Local Search Let’s do a simple search for the nearest convenience store.
Apple Maps: Just like map data, local search is only as good as the data quality. Up until iOS 8 Apple used a mix of Yahoo Japan search results and the occasional Yelp. Neither of these worked. Yelp does not posses a Japanese operation worthy of use, Yahoo Japan uses Google’s search engine and never integrated well with Apple Maps local search.
For iOS 9 Apple signed Tabelog a longtime Japanese supplier of restaurant/cafe/bar data, and they are using Trip Advisor for travel review data. Neither of these suppliers are without problems. Tabelog, a subsidiary of Yahoo Japan, has been accused of hosting fake reviews from time to time. Trip Advisor had steadily built a Japanese presence but is far away from being a top tier supplier with the best quality data.
As you can see from the local search result above, Japanese search appears to be transitioning to iOS 9 ‘Nearby’ layout but the data quality isn’t in place yet. The nearest convenience stores are missing. Rating: X

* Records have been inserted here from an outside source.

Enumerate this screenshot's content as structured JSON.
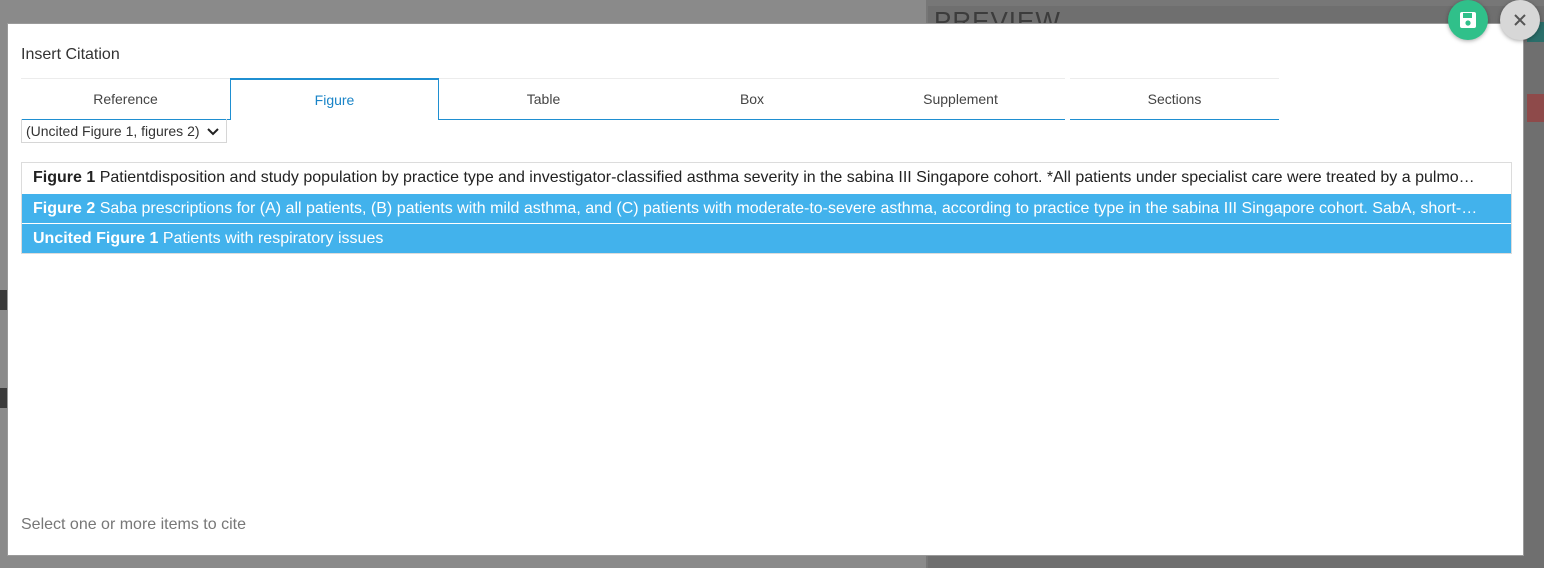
{
  "background": {
    "preview_title": "PREVIEW"
  },
  "modal": {
    "title": "Insert Citation",
    "tabs": [
      {
        "label": "Reference",
        "active": false
      },
      {
        "label": "Figure",
        "active": true
      },
      {
        "label": "Table",
        "active": false
      },
      {
        "label": "Box",
        "active": false
      },
      {
        "label": "Supplement",
        "active": false
      },
      {
        "label": "Sections",
        "active": false
      }
    ],
    "filter": {
      "selected": "(Uncited Figure 1, figures 2)"
    },
    "items": [
      {
        "label": "Figure 1",
        "text": "Patientdisposition and study population by practice type and investigator-classified asthma severity in the sabina III Singapore cohort. *All patients under specialist care were treated by a pulmo…",
        "selected": false
      },
      {
        "label": "Figure 2",
        "text": "Saba prescriptions for (A) all patients, (B) patients with mild asthma, and (C) patients with moderate-to-severe asthma, according to practice type in the sabina III Singapore cohort. SabA, short-…",
        "selected": true
      },
      {
        "label": "Uncited Figure 1",
        "text": "Patients with respiratory issues",
        "selected": true
      }
    ],
    "hint": "Select one or more items to cite"
  },
  "buttons": {
    "save_icon": "floppy-disk-icon",
    "close_icon": "close-icon"
  },
  "colors": {
    "accent": "#1f8fd1",
    "selected_row": "#42b2ec",
    "save_button": "#30c08a",
    "close_button": "#d7d7d7"
  }
}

Google Maps: Goggle finds and lists the nearest convenience stores but WHY is the local auto repair shop listed? The only thing to buy there is a repair job. Surprisingly sloppy. Rating: ∆

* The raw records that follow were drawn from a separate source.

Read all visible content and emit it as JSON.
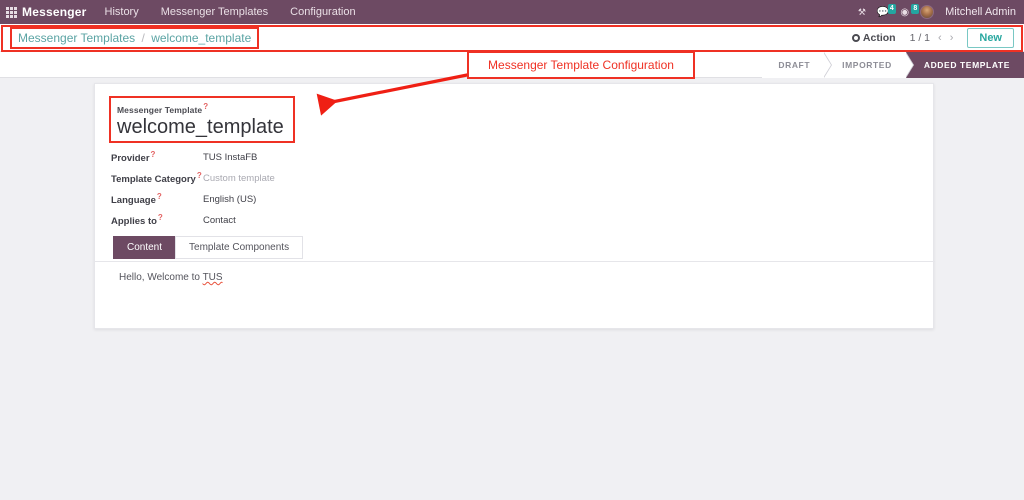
{
  "navbar": {
    "apps_icon": "grid-icon",
    "brand": "Messenger",
    "menu": [
      {
        "label": "History"
      },
      {
        "label": "Messenger Templates"
      },
      {
        "label": "Configuration"
      }
    ],
    "icons": [
      {
        "name": "bug-icon",
        "glyph": "⚒",
        "badge": ""
      },
      {
        "name": "messages-icon",
        "glyph": "💬",
        "badge": "4"
      },
      {
        "name": "activities-icon",
        "glyph": "◉",
        "badge": "8"
      }
    ],
    "user": "Mitchell Admin",
    "accent_color": "#6d4a63",
    "badge_color": "#23a5a0"
  },
  "control_panel": {
    "breadcrumb": {
      "parent": "Messenger Templates",
      "separator": "/",
      "current": "welcome_template"
    },
    "action_label": "Action",
    "pager": "1 / 1",
    "prev_arrow": "‹",
    "next_arrow": "›",
    "new_label": "New",
    "highlight_color": "#ef3124"
  },
  "status_bar": {
    "stages": [
      {
        "label": "DRAFT",
        "active": false
      },
      {
        "label": "IMPORTED",
        "active": false
      },
      {
        "label": "ADDED TEMPLATE",
        "active": true
      }
    ]
  },
  "annotation": {
    "callout_text": "Messenger Template Configuration",
    "color": "#ef3124"
  },
  "form": {
    "title_label": "Messenger Template",
    "title_required": "?",
    "title_value": "welcome_template",
    "fields": [
      {
        "label": "Provider",
        "required": "?",
        "value": "TUS InstaFB",
        "muted": false
      },
      {
        "label": "Template Category",
        "required": "?",
        "value": "Custom template",
        "muted": true
      },
      {
        "label": "Language",
        "required": "?",
        "value": "English (US)",
        "muted": false
      },
      {
        "label": "Applies to",
        "required": "?",
        "value": "Contact",
        "muted": false
      }
    ],
    "tabs": [
      {
        "label": "Content",
        "active": true
      },
      {
        "label": "Template Components",
        "active": false
      }
    ],
    "content_text_before": "Hello, Welcome to ",
    "content_text_misspelled": "TUS"
  }
}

Yahoo Japan Maps: Yahoo Japan’s layout is a little more manual, I prefer the Google and Apple UI, but the search result quality is the best. Rating: O
Apple Maps: The backend system is fast, the GPS is accurate. Poor data quality is the only thing holding Apple back: route search misses the fastest shortcut offered by Google and Yahoo Japan. Rating: ∆

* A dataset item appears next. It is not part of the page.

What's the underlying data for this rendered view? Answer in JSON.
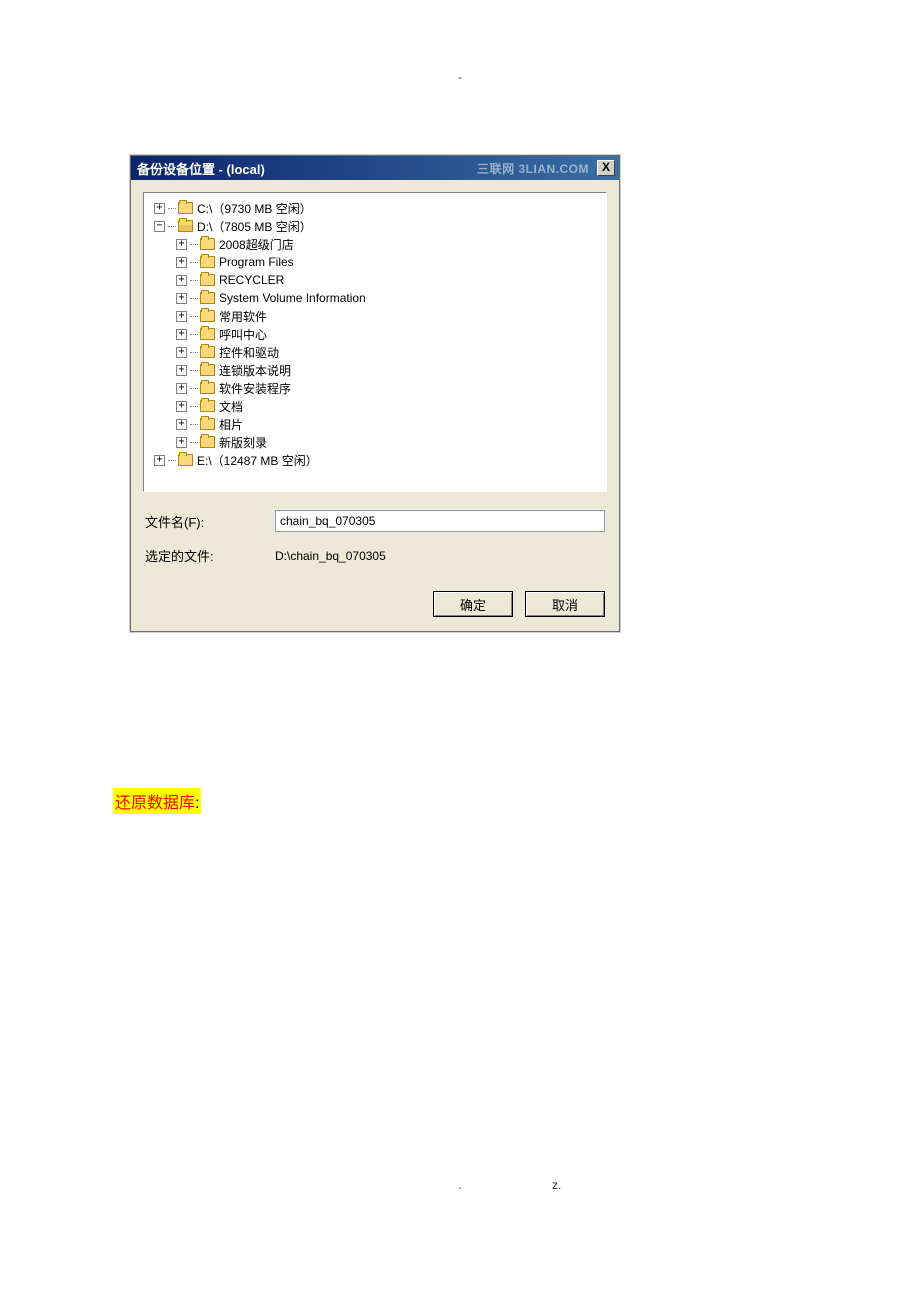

Google Maps: Google really shines, the UI is great and clearly offers the best route choice, alternate routes and time. Rating: O
Yahoo Japan Maps: The faster route is the default choice with no alternatives. Not quite as nice as Google but it will do. Rating: O
Backend System In test after test Apple and Google are neck and neck with search times, GPS accuracy, smooth scrolling, all the things you would expect from top two technology companies of our time. Yahoo Japan Maps suffers somewhat from blocky scrolling with Japanese locations. And as you might expect, outside of Japan, Yahoo Japan maps is worthless.
The average data volume used by each mapping app was measured recently by SIMDOJO, the results are interesting: Apple Maps used the least data on average at 2.5MB per location search, Google Maps used 3.9MB on average, Yahoo Japan Maps used the most at 7.0MB on average. Keep this in mind if you are using maps on a limited data plan.
In the 3 years since its September 2012 debut, Apple Maps in Japan has made no progress where it really matters: map data remains incomplete and inaccurate, the cartography hinders instead of helps, local search remains a wild goose chase.
Apple has hired ex Yahoo Japan Map engineers such as Taro Kawai so there is hope things can improve, but it is a daunting task and will remain an impossible one until Apple signs up the best Japanese data suppliers.
Of all three apps Yahoo Japan has the best and most consistent data quality and detail for both maps and local search. The backend system performance lags behind Google and Apple and eats more data, but you will find what you are looking for if Google lets you down. It’s a worthy addition to your map app arsenal but only for use in Japan.
Google remains the overall gold standard with rock solid Zenrin supplied map data, excellent transit integration, Google Street View, and English language support. Google Maps is not perfect however, local search results sometimes spotty and map details stop short of giving you building numbers. The effects of the ill-fated Goggle Map Maker are still around too, malicious edits are still not fixed months after they appeared and they may never be completely vetted and repaired. For most users, Google remains the easiest and best choice for navigating in Japan.